**Work task**
Every entry below is to be copied word for word, with its pictures removed.

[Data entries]
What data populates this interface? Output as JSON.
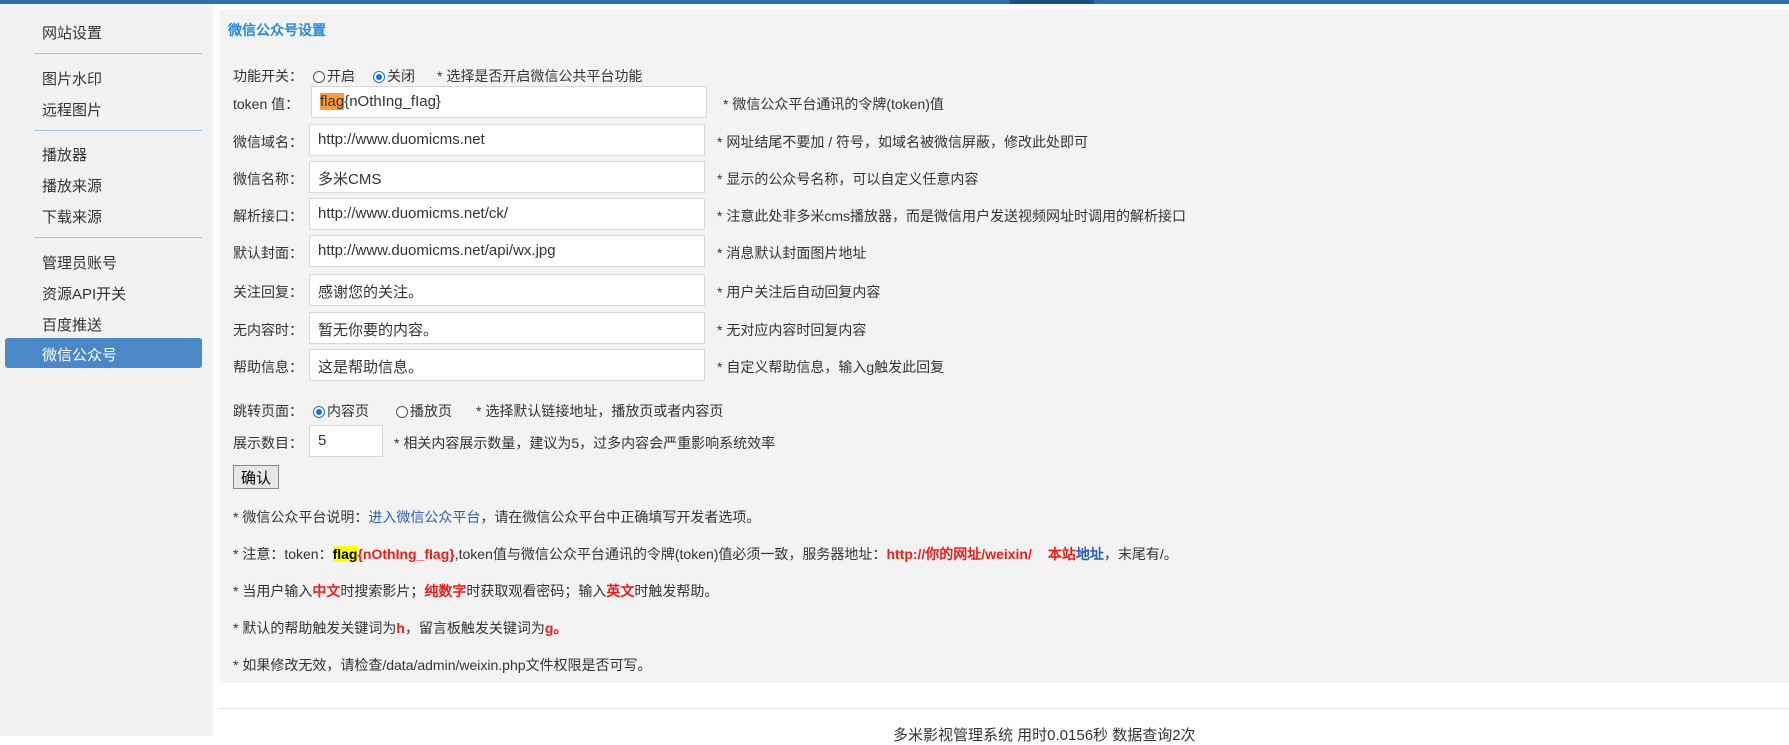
{
  "sidebar": {
    "items": [
      {
        "label": "网站设置"
      },
      {
        "label": "图片水印"
      },
      {
        "label": "远程图片"
      },
      {
        "label": "播放器"
      },
      {
        "label": "播放来源"
      },
      {
        "label": "下载来源"
      },
      {
        "label": "管理员账号"
      },
      {
        "label": "资源API开关"
      },
      {
        "label": "百度推送"
      },
      {
        "label": "微信公众号",
        "active": true
      }
    ]
  },
  "panel": {
    "title": "微信公众号设置",
    "switch": {
      "label": "功能开关：",
      "options": [
        "开启",
        "关闭"
      ],
      "selected": "关闭",
      "hint": "* 选择是否开启微信公共平台功能"
    },
    "fields": [
      {
        "label": "token 值：",
        "value_prefix": "flag",
        "value_rest": "{nOthIng_fIag}",
        "hint": "* 微信公众平台通讯的令牌(token)值"
      },
      {
        "label": "微信域名：",
        "value": "http://www.duomicms.net",
        "hint": "* 网址结尾不要加 / 符号，如域名被微信屏蔽，修改此处即可"
      },
      {
        "label": "微信名称：",
        "value": "多米CMS",
        "hint": "* 显示的公众号名称，可以自定义任意内容"
      },
      {
        "label": "解析接口：",
        "value": "http://www.duomicms.net/ck/",
        "hint": "* 注意此处非多米cms播放器，而是微信用户发送视频网址时调用的解析接口"
      },
      {
        "label": "默认封面：",
        "value": "http://www.duomicms.net/api/wx.jpg",
        "hint": "* 消息默认封面图片地址"
      },
      {
        "label": "关注回复：",
        "value": "感谢您的关注。",
        "hint": "* 用户关注后自动回复内容"
      },
      {
        "label": "无内容时：",
        "value": "暂无你要的内容。",
        "hint": "* 无对应内容时回复内容"
      },
      {
        "label": "帮助信息：",
        "value": "这是帮助信息。",
        "hint": "* 自定义帮助信息，输入g触发此回复"
      }
    ],
    "jump": {
      "label": "跳转页面：",
      "options": [
        "内容页",
        "播放页"
      ],
      "selected": "内容页",
      "hint": "* 选择默认链接地址，播放页或者内容页"
    },
    "count": {
      "label": "展示数目：",
      "value": "5",
      "hint": "* 相关内容展示数量，建议为5，过多内容会严重影响系统效率"
    },
    "confirm_label": "确认",
    "notes": {
      "n1_prefix": "* 微信公众平台说明：",
      "n1_link": "进入微信公众平台",
      "n1_suffix": "，请在微信公众平台中正确填写开发者选项。",
      "n2_prefix": "* 注意：token：",
      "n2_flag": "flag",
      "n2_token_rest": "{nOthIng_fIag}",
      "n2_middle": ",token值与微信公众平台通讯的令牌(token)值必须一致，服务器地址：",
      "n2_url": "http://你的网址/weixin/",
      "n2_site": "本站",
      "n2_site_link": "地址",
      "n2_suffix": "，末尾有/。",
      "n3_a": "* 当用户输入",
      "n3_b": "中文",
      "n3_c": "时搜索影片；",
      "n3_d": "纯数字",
      "n3_e": "时获取观看密码；输入",
      "n3_f": "英文",
      "n3_g": "时触发帮助。",
      "n4_a": "* 默认的帮助触发关键词为",
      "n4_b": "h",
      "n4_c": "，留言板触发关键词为",
      "n4_d": "g。",
      "n5": "* 如果修改无效，请检查/data/admin/weixin.php文件权限是否可写。"
    }
  },
  "footer": {
    "text": "多米影视管理系统 用时0.0156秒 数据查询2次"
  }
}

**Reply**
What data populates this interface? Output as JSON.
{
  "sidebar": {
    "items": [
      {
        "label": "网站设置"
      },
      {
        "label": "图片水印"
      },
      {
        "label": "远程图片"
      },
      {
        "label": "播放器"
      },
      {
        "label": "播放来源"
      },
      {
        "label": "下载来源"
      },
      {
        "label": "管理员账号"
      },
      {
        "label": "资源API开关"
      },
      {
        "label": "百度推送"
      },
      {
        "label": "微信公众号",
        "active": true
      }
    ]
  },
  "panel": {
    "title": "微信公众号设置",
    "switch": {
      "label": "功能开关：",
      "options": [
        "开启",
        "关闭"
      ],
      "selected": "关闭",
      "hint": "* 选择是否开启微信公共平台功能"
    },
    "fields": [
      {
        "label": "token 值：",
        "value_prefix": "flag",
        "value_rest": "{nOthIng_fIag}",
        "hint": "* 微信公众平台通讯的令牌(token)值"
      },
      {
        "label": "微信域名：",
        "value": "http://www.duomicms.net",
        "hint": "* 网址结尾不要加 / 符号，如域名被微信屏蔽，修改此处即可"
      },
      {
        "label": "微信名称：",
        "value": "多米CMS",
        "hint": "* 显示的公众号名称，可以自定义任意内容"
      },
      {
        "label": "解析接口：",
        "value": "http://www.duomicms.net/ck/",
        "hint": "* 注意此处非多米cms播放器，而是微信用户发送视频网址时调用的解析接口"
      },
      {
        "label": "默认封面：",
        "value": "http://www.duomicms.net/api/wx.jpg",
        "hint": "* 消息默认封面图片地址"
      },
      {
        "label": "关注回复：",
        "value": "感谢您的关注。",
        "hint": "* 用户关注后自动回复内容"
      },
      {
        "label": "无内容时：",
        "value": "暂无你要的内容。",
        "hint": "* 无对应内容时回复内容"
      },
      {
        "label": "帮助信息：",
        "value": "这是帮助信息。",
        "hint": "* 自定义帮助信息，输入g触发此回复"
      }
    ],
    "jump": {
      "label": "跳转页面：",
      "options": [
        "内容页",
        "播放页"
      ],
      "selected": "内容页",
      "hint": "* 选择默认链接地址，播放页或者内容页"
    },
    "count": {
      "label": "展示数目：",
      "value": "5",
      "hint": "* 相关内容展示数量，建议为5，过多内容会严重影响系统效率"
    },
    "confirm_label": "确认",
    "notes": {
      "n1_prefix": "* 微信公众平台说明：",
      "n1_link": "进入微信公众平台",
      "n1_suffix": "，请在微信公众平台中正确填写开发者选项。",
      "n2_prefix": "* 注意：token：",
      "n2_flag": "flag",
      "n2_token_rest": "{nOthIng_fIag}",
      "n2_middle": ",token值与微信公众平台通讯的令牌(token)值必须一致，服务器地址：",
      "n2_url": "http://你的网址/weixin/",
      "n2_site": "本站",
      "n2_site_link": "地址",
      "n2_suffix": "，末尾有/。",
      "n3_a": "* 当用户输入",
      "n3_b": "中文",
      "n3_c": "时搜索影片；",
      "n3_d": "纯数字",
      "n3_e": "时获取观看密码；输入",
      "n3_f": "英文",
      "n3_g": "时触发帮助。",
      "n4_a": "* 默认的帮助触发关键词为",
      "n4_b": "h",
      "n4_c": "，留言板触发关键词为",
      "n4_d": "g。",
      "n5": "* 如果修改无效，请检查/data/admin/weixin.php文件权限是否可写。"
    }
  },
  "footer": {
    "text": "多米影视管理系统 用时0.0156秒 数据查询2次"
  }
}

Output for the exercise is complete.